The point is this - please consider who you are writing to and for before you lead us down this path. Yes, I am getting old. I would bet that a lot of the readers of Stereophile are, too. I can appreciate the need for establishing a wider range of reader ages and to keep growing this hobby and interest in your publication. Just be sure to remain respectful of those of us who have been supportive for all of these years. I'm obviously over the "shock value" of new bands pushing the edge, finding new limits and acting like they're trying to piss off their parents. At this stage of my life, music is a more intellectual pursuit. Fucked Up is not that...

ack's picture

The mosh pits that is.

I mean my cube mate who is both a bigger audiophile than me (guy is a huge tube fiend) and a bigger musicphile as well is now in his fifties but then again so are many of the folks I listened to in my late teens and early twenties.

Where am I going with this? Bob Pollard of Guided by Voices is in his fifties and I think even Thurston Moore is like 52 now and he played in Sonic Youth. Btw, I am in my forties as I stated above and I grew up on punk, hardcore punk, postpunk, American 80s Underground tunes and now a good bit of alt country and indie rock.

Just because you are listening to metal and a host of classic rock bands your dad was old enough to be into it is a bit unfair to project that onto a whole generation of people many of which formed the backbone of Underground and indie rock in America. Odd enough but your generation actually created the hipster heavy indie rock movement and voiced the jam econo ethos of indepedents so now warped and twisted as it may be.

Listen, I dig that there are probably more people of my own generation who never woke up beyond classic rock radio to seek out new music especially when many of its proponents behaved like the guys in the High Fidelity movie - snobs.

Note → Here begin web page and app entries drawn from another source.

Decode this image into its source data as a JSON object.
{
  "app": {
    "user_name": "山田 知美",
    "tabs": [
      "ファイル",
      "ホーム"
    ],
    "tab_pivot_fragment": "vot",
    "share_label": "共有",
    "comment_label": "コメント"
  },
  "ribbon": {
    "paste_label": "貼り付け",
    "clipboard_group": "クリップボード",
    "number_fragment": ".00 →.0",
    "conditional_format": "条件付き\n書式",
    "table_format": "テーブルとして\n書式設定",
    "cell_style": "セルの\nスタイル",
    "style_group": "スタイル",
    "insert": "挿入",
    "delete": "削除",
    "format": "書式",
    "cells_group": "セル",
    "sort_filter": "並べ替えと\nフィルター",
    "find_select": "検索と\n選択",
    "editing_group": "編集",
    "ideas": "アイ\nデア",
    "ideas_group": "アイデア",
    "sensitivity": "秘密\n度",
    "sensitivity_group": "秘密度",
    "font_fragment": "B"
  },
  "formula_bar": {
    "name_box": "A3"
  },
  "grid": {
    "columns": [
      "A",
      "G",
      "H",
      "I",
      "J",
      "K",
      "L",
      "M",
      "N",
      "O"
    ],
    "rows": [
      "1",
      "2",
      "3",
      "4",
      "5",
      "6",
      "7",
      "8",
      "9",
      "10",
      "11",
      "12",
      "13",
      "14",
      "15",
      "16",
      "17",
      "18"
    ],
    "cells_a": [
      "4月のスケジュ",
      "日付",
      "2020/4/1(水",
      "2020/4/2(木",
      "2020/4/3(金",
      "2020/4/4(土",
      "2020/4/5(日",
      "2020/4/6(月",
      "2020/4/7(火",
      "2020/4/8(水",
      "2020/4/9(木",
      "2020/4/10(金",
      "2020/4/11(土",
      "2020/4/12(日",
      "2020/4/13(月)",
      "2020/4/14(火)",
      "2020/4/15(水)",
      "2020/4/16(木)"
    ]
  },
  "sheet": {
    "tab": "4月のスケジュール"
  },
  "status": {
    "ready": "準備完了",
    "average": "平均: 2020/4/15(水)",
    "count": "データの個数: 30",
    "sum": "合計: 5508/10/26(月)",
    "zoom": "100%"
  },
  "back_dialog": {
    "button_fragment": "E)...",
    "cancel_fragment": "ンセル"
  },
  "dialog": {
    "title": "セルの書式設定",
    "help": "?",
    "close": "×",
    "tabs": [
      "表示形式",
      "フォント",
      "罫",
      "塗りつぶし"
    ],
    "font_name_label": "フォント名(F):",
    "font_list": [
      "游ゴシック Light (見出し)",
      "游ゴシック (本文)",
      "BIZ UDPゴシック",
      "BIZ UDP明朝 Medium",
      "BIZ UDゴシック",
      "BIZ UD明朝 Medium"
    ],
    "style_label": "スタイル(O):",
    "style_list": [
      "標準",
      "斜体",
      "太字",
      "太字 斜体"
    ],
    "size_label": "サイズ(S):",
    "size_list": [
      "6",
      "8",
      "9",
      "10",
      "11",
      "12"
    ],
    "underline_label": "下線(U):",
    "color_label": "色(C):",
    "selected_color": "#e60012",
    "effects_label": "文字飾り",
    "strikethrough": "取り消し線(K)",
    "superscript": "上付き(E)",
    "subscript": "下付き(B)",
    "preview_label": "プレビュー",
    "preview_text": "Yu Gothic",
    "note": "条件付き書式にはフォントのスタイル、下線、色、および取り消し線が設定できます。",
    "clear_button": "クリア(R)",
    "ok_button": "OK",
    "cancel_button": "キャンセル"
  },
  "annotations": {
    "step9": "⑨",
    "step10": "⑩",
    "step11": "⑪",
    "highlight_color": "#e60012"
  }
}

But that is the key Stephen is not being a snob at all about his blog posts.

I will post my opinions negative or positive about the music suggestions on this site. However, analogguy you are saying "man STFU about this new music none of us old guys who buy your magazine want to hear it."

That is seriously harsh.

It is nice to hear someone talk about bands like the Pixies and Calexico and Yo La Tengo at Maxwells and the Vivian Girls (if I see Beach Fossils I think they are opening for them) all of these are bands that well "do not yell at you" to point a quote from you.

I feel for Stephen in a sense because he posted blogs about two bands that are tough to get in one listen or one song.

But here is a different voice saying I find Mejias among an industry that appears superficially to be dominated by older rock, jazz and classical fans to be a breath of fresh air.

Heck I even found myself reflected back on some of "Entry Level" posts going back to my collection and listening to some of the same selections Stephen Majias mentioned in the articles like "Surfa Rosa" by the Pixies or "In the Reigns" Calexico/Iron & Wine or for something completely different "John Prine" by John Prine.

Keep it up I say.

michaelavorgna's picture

Dear Mr. Mejias,

Can you please only introduce us to music we'll like?

Thank you.

mcfaite's picture

Dear Stephen,

Sorry - coming to this thread late. I'm 40. Please consider that I am one of your readers, too. I listen to a lot of thoughtful, well recorded music. I also listen to loud, unthoughtful, poorly recorded music. If it's good.

I can't exactly tell you what makes it 'good.'

Please continue to share music you like, even if others don't. Even if I don't. I'm totally cool with reading about how you like some band that I end up not liking. I like being pushed to consider new music.

I have music by Metallica, Slayer, GG Allin, Mission of Burma, Simon and Garfunkel, Mazzy Star, Benjamin Britten, Britney Spears, Vampire Weekend, Maria Callas, Frank Sinatra (23 albums!), and Gorillaz, and many hundred others.

Thanks for introducing me to music I don't have, even if I might not like it.

- J.